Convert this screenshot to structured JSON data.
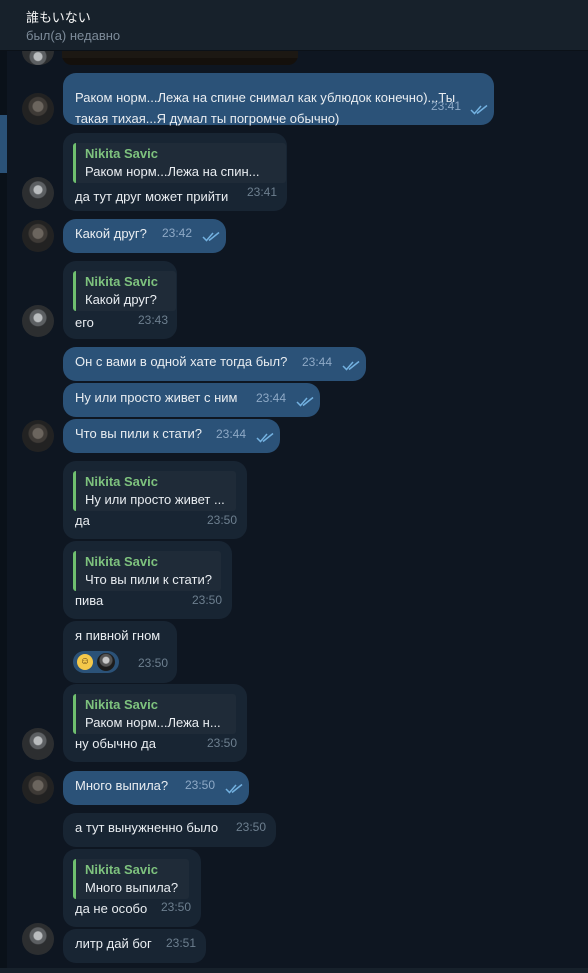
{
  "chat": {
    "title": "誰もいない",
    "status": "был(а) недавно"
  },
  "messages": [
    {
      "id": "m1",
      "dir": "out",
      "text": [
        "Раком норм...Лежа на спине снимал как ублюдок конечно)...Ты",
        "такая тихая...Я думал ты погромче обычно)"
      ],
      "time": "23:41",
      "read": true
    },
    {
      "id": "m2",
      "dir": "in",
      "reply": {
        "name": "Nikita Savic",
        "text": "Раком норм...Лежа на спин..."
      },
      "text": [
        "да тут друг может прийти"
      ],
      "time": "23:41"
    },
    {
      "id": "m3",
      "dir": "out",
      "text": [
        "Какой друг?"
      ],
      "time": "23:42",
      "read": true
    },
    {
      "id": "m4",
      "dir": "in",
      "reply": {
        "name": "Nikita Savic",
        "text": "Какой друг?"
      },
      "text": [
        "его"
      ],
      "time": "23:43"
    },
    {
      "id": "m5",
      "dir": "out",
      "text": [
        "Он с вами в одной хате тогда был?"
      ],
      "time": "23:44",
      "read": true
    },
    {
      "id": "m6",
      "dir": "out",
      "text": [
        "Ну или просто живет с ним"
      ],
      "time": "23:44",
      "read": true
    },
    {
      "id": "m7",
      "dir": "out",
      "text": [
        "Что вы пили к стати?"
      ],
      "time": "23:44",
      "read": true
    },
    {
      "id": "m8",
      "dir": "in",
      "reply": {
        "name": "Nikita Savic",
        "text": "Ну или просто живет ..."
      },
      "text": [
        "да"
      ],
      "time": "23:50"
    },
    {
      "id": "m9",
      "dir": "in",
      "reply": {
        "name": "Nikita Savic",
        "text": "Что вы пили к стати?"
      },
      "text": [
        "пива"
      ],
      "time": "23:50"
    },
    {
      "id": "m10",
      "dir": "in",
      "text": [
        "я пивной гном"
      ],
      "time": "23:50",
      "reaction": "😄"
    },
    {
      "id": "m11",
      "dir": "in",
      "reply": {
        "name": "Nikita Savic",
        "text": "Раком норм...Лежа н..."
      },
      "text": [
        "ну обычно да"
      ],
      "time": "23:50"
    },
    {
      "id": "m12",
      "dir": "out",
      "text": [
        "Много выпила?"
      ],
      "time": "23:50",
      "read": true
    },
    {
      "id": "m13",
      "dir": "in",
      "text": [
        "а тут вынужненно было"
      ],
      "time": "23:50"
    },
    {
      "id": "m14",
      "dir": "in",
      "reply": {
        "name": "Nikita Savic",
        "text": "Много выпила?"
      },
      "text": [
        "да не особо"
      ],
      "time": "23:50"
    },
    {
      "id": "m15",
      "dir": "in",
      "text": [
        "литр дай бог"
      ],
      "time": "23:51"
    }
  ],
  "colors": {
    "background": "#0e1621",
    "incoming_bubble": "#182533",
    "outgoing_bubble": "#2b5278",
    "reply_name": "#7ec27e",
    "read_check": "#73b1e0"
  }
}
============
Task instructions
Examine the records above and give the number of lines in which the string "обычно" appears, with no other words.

Solution to this problem
2